Dahlia Lithwick Dahlia Lithwick

Dahlia Lithwick writes about the courts and the law for Slate, and hosts the podcast Amicus.

A lot of you followed the Obamacare challenge last week, and I wish you could have been with me in the pressroom at the Supreme Court—where there was no place to hang your coat for the first time anyone could remember. Completely nuts, the scene in the pressroom, and even nuttier that we didn’t get same-day audio for a case that will impact literally millions. But don’t get me started. The Supreme Court is a strange and inscrutable institution that loves its traditions, and its privacy, and even, sometimes, its press corps.

Thank you for being a Slate Plus member. We are incredibly thankful for our readers and podcast listeners who choose to love the magazine a little harder than is absolutely necessary. You complete us. Seriously. And here is a list of some of the pieces I loved best this week … with the caveat that who knows what tomorrow will bring?

On Monday Jamelle Bouie wrote a wonderful, counterintuitive piece explaining why two members of Sigma Alpha Epsilon at the University of Oklahoma shouldn’t be expelled for singing vile, racist chants that were captured on film. Jamelle concludes, depressingly, that “white millennials aren’t less prejudiced. They just believe they are. And it gives psychic cover to the kind of behavior we saw at Sigma Alpha Epsilon.” He argues for education over expulsion, which—in light of the First Amendment concerns he raises—is pretty compelling.

On Tuesday, Fred Kaplan ran the letter signed by 47 Republican Senators to the Iranian government through the inimitable Fred Kaplan woodchipper. He describes the effort to discourage Iran’s leadership to dismiss the nuclear talks with the U.S. and other nations as “brazen, gratuitous, and plainly stupid an act as any committed by the Senate in recent times.” By the way, he notes, it’s probably also illegal.

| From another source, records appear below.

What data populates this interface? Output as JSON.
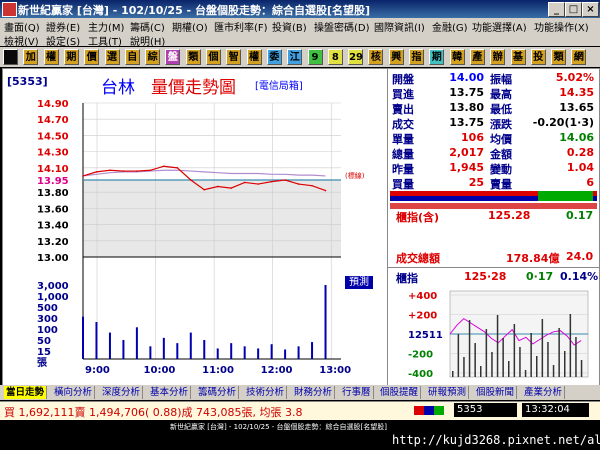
{
  "window": {
    "title": "新世紀贏家 [台灣] - 102/10/25 - 台盤個股走勢：綜合自選股[名望股]"
  },
  "menu1": [
    "畫面(Q)",
    "證券(E)",
    "主力(M)",
    "籌碼(C)",
    "期權(O)",
    "匯市利率(F)",
    "投資(B)",
    "操盤密碼(D)",
    "國際資訊(I)",
    "金融(G)",
    "功能選擇(A)",
    "功能操作(X)"
  ],
  "menu2": [
    "檢視(V)",
    "設定(S)",
    "工具(T)",
    "說明(H)"
  ],
  "toolbar": [
    {
      "t": "",
      "bg": "#0a0a0a",
      "fg": "#fff"
    },
    {
      "t": "加",
      "bg": "#d4a020",
      "fg": "#000"
    },
    {
      "t": "權",
      "bg": "#d4a020",
      "fg": "#000"
    },
    {
      "t": "期",
      "bg": "#d4a020",
      "fg": "#000"
    },
    {
      "t": "價",
      "bg": "#d4a020",
      "fg": "#000"
    },
    {
      "t": "選",
      "bg": "#d4a020",
      "fg": "#000"
    },
    {
      "t": "自",
      "bg": "#d4a020",
      "fg": "#000"
    },
    {
      "t": "綜",
      "bg": "#d4a020",
      "fg": "#000"
    },
    {
      "t": "盤",
      "bg": "#b040b0",
      "fg": "#fff"
    },
    {
      "t": "類",
      "bg": "#d4a020",
      "fg": "#000"
    },
    {
      "t": "個",
      "bg": "#d4a020",
      "fg": "#000"
    },
    {
      "t": "智",
      "bg": "#d4a020",
      "fg": "#000"
    },
    {
      "t": "權",
      "bg": "#d4a020",
      "fg": "#000"
    },
    {
      "t": "委",
      "bg": "#40a0e0",
      "fg": "#000"
    },
    {
      "t": "江",
      "bg": "#40a0e0",
      "fg": "#000"
    },
    {
      "t": "9",
      "bg": "#40c040",
      "fg": "#000"
    },
    {
      "t": "8",
      "bg": "#e0e040",
      "fg": "#000"
    },
    {
      "t": "29",
      "bg": "#e0e040",
      "fg": "#000"
    },
    {
      "t": "核",
      "bg": "#d4a020",
      "fg": "#000"
    },
    {
      "t": "興",
      "bg": "#d4a020",
      "fg": "#000"
    },
    {
      "t": "指",
      "bg": "#d4a020",
      "fg": "#000"
    },
    {
      "t": "期",
      "bg": "#40c0c0",
      "fg": "#000"
    },
    {
      "t": "韓",
      "bg": "#d4a020",
      "fg": "#000"
    },
    {
      "t": "產",
      "bg": "#d4a020",
      "fg": "#000"
    },
    {
      "t": "辦",
      "bg": "#d4a020",
      "fg": "#000"
    },
    {
      "t": "基",
      "bg": "#d4a020",
      "fg": "#000"
    },
    {
      "t": "投",
      "bg": "#d4a020",
      "fg": "#000"
    },
    {
      "t": "類",
      "bg": "#d4a020",
      "fg": "#000"
    },
    {
      "t": "網",
      "bg": "#d4a020",
      "fg": "#000"
    }
  ],
  "chart": {
    "code": "[5353]",
    "name": "台林",
    "title": "量價走勢圖",
    "category": "[電信局箱]",
    "ref_label": "(標線)",
    "estimate_label": "預測",
    "price_ticks": [
      "14.90",
      "14.70",
      "14.50",
      "14.30",
      "14.10",
      "13.95",
      "13.80",
      "13.60",
      "13.40",
      "13.20",
      "13.00"
    ],
    "vol_ticks": [
      "3,000",
      "1,000",
      "500",
      "300",
      "100",
      "50",
      "15",
      "張"
    ],
    "time_ticks": [
      "9:00",
      "10:00",
      "11:00",
      "12:00",
      "13:00"
    ]
  },
  "chart_data": {
    "type": "line",
    "title": "量價走勢圖",
    "x": [
      "9:00",
      "9:15",
      "9:30",
      "9:45",
      "10:00",
      "10:15",
      "10:30",
      "10:45",
      "11:00",
      "11:15",
      "11:30",
      "11:45",
      "12:00",
      "12:15",
      "12:30",
      "12:45",
      "13:00",
      "13:15",
      "13:25"
    ],
    "series": [
      {
        "name": "price",
        "values": [
          14.0,
          14.05,
          14.07,
          14.06,
          14.06,
          14.07,
          14.12,
          14.1,
          13.95,
          13.83,
          13.87,
          13.85,
          13.92,
          13.9,
          13.93,
          13.95,
          13.9,
          13.88,
          13.82
        ]
      },
      {
        "name": "avg",
        "values": [
          14.0,
          14.02,
          14.04,
          14.05,
          14.05,
          14.06,
          14.07,
          14.07,
          14.06,
          14.05,
          14.04,
          14.03,
          14.03,
          14.03,
          14.02,
          14.02,
          14.01,
          14.01,
          14.0
        ]
      }
    ],
    "ref_price": 13.95,
    "ylim": [
      13.0,
      14.9
    ],
    "volume": [
      40,
      35,
      25,
      18,
      30,
      12,
      20,
      15,
      25,
      18,
      10,
      15,
      12,
      10,
      14,
      9,
      12,
      16,
      70
    ]
  },
  "quote": [
    {
      "l": "開盤",
      "v": "14.00",
      "l2": "振幅",
      "v2": "5.02%",
      "c": "#00f",
      "c2": "#d00"
    },
    {
      "l": "買進",
      "v": "13.75",
      "l2": "最高",
      "v2": "14.35",
      "c": "#000",
      "c2": "#d00"
    },
    {
      "l": "賣出",
      "v": "13.80",
      "l2": "最低",
      "v2": "13.65",
      "c": "#000",
      "c2": "#000"
    },
    {
      "l": "成交",
      "v": "13.75",
      "l2": "漲跌",
      "v2": "-0.20(1·3)",
      "c": "#000",
      "c2": "#000"
    },
    {
      "l": "單量",
      "v": "106",
      "l2": "均價",
      "v2": "14.06",
      "c": "#d00",
      "c2": "#008000"
    },
    {
      "l": "總量",
      "v": "2,017",
      "l2": "金額",
      "v2": "0.28",
      "c": "#d00",
      "c2": "#d00"
    },
    {
      "l": "昨量",
      "v": "1,945",
      "l2": "變動",
      "v2": "1.04",
      "c": "#d00",
      "c2": "#d00"
    },
    {
      "l": "買量",
      "v": "25",
      "l2": "賣量",
      "v2": "6",
      "c": "#d00",
      "c2": "#d00"
    }
  ],
  "index": {
    "label": "櫃指(含)",
    "value": "125.28",
    "change": "0.17",
    "turnover_label": "成交總額",
    "turnover": "178.84億",
    "turnover2": "24.0"
  },
  "mini": {
    "title": "櫃指",
    "v1": "125·28",
    "v2": "0·17",
    "v3": "0.14%",
    "ticks": [
      "+400",
      "+200",
      "12511",
      "-200",
      "-400"
    ]
  },
  "tabs": [
    "當日走勢",
    "橫向分析",
    "深度分析",
    "基本分析",
    "籌碼分析",
    "技術分析",
    "財務分析",
    "行事曆",
    "個股提醒",
    "研報預測",
    "個股新聞",
    "產業分析"
  ],
  "status": {
    "text": "買 1,692,111賣 1,494,706( 0.88)成 743,085張, 均張 3.8",
    "code": "5353",
    "time": "13:32:04"
  },
  "footer": {
    "caption": "新世紀贏家 [台灣] - 102/10/25 - 台盤個股走勢：綜合自選股[名望股]",
    "url": "http://kujd3268.pixnet.net/album"
  }
}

Also on Tuesday Melinda Wenner Moyer offered up a really interesting review of the literature on kids and allergies that confirmed that Americans may be doing the worst possible thing for our kids by keeping them away from foods that may cause allergies. I recently returned from a year living abroad where parents laugh if you ask “any allergies” when you organize a playdate, so her story went a long way toward explaining the difference between American parents and foreigners when it comes to food fears.

On Wednesday Will Saletan did an utterly genius response to the GOP letter to Iran that thanked them for explaining how the American system of governance truly works. He concluded wisely that “the true will of the people, as you know, is to follow those of us who understand what is best.” I love reading Will on virtually everything, but when he does sly parody, well, it makes my day. 

On Thursday Hanna Rosin roundly debunked the notion that women get hot when they see men scrubbing out grass stains. Everything about choreplay is silly, starting with the word choreplay. Ugh.

So that’s it for today, sports fans. Here’s hoping that you enjoyed any and all of the above as much as I did. Thanks, as ever, for being Slate Plus friends. We’ll see you when the crocuses bloom.

Dahlia